(Items from an interface collection)
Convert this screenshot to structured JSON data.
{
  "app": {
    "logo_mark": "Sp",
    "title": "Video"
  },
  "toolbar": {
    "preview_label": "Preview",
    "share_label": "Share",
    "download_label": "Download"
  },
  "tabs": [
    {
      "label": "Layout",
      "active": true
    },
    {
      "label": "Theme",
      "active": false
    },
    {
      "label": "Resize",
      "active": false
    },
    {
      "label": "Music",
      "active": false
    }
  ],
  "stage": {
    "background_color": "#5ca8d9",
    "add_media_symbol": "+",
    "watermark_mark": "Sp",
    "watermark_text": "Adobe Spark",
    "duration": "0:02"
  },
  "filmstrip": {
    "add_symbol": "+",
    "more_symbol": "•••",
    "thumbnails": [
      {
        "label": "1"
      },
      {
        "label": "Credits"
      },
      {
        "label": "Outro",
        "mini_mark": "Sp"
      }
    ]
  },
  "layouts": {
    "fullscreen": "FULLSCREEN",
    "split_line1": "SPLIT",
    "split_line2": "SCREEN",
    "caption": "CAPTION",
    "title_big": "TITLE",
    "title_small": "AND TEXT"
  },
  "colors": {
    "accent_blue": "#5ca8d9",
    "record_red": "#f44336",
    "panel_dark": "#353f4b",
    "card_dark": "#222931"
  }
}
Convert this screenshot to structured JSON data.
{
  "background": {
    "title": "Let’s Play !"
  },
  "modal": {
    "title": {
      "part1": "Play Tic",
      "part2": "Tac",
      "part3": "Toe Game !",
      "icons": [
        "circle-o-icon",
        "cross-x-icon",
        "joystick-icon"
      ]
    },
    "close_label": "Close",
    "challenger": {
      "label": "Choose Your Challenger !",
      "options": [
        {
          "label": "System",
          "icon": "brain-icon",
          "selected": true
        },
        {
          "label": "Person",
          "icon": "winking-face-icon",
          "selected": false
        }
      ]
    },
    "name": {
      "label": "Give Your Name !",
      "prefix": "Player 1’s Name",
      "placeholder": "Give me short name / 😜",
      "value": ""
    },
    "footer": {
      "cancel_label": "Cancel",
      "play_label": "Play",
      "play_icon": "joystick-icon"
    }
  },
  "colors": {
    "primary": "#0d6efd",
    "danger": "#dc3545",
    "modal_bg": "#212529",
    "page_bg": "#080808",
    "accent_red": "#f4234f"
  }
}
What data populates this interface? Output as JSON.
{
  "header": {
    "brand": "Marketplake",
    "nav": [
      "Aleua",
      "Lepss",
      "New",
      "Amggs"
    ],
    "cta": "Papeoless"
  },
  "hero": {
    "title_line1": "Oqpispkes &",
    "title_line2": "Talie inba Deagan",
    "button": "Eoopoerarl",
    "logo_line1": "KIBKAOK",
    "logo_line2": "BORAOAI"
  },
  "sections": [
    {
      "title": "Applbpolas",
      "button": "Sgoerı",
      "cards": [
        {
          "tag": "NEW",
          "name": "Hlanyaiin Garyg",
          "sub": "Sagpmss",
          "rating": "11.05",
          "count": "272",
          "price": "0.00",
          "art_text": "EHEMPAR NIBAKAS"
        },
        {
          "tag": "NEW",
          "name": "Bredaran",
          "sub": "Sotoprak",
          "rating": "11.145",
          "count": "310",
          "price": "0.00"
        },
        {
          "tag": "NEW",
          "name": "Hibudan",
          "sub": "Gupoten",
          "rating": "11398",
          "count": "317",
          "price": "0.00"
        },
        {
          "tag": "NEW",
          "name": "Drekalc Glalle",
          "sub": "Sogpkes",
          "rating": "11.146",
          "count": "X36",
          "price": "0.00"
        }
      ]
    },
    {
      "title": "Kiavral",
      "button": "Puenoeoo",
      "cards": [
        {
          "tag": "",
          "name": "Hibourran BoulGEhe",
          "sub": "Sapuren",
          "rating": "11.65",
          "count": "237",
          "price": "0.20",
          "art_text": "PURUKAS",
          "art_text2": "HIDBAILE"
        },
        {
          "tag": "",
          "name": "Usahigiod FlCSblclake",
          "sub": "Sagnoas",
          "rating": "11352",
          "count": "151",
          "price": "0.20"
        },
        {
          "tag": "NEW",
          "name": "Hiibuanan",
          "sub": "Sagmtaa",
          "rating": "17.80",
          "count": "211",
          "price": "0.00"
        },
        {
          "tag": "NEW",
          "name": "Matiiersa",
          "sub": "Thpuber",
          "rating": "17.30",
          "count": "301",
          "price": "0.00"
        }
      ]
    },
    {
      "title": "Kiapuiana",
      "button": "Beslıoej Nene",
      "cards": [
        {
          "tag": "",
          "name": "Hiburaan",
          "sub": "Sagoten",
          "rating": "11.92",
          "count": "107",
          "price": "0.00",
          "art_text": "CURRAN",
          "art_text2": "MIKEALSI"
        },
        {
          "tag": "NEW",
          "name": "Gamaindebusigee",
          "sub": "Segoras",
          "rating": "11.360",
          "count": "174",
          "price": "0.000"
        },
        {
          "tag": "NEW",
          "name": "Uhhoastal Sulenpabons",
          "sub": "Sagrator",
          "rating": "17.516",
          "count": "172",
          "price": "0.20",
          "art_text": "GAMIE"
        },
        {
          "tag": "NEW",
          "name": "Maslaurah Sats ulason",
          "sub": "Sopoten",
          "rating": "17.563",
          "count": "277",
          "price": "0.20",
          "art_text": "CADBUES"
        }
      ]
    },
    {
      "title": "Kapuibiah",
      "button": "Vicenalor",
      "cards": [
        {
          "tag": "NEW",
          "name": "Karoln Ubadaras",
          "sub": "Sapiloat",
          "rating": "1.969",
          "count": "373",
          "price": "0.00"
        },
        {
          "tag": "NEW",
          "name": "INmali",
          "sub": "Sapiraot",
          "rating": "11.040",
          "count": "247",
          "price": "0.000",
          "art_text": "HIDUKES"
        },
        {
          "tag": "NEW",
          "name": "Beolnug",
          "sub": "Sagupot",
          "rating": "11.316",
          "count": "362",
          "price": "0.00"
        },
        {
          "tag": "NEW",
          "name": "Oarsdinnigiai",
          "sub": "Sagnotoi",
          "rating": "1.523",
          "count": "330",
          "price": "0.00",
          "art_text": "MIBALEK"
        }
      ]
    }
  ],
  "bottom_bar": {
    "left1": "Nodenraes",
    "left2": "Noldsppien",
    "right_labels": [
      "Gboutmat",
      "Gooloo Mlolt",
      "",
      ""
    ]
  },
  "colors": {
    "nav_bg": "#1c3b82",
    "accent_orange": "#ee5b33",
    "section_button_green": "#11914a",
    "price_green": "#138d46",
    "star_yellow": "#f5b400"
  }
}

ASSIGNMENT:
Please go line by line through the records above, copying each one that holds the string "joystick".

SOLUTION TO THE EXERCISE:
        "joystick-icon"
      "play_icon": "joystick-icon"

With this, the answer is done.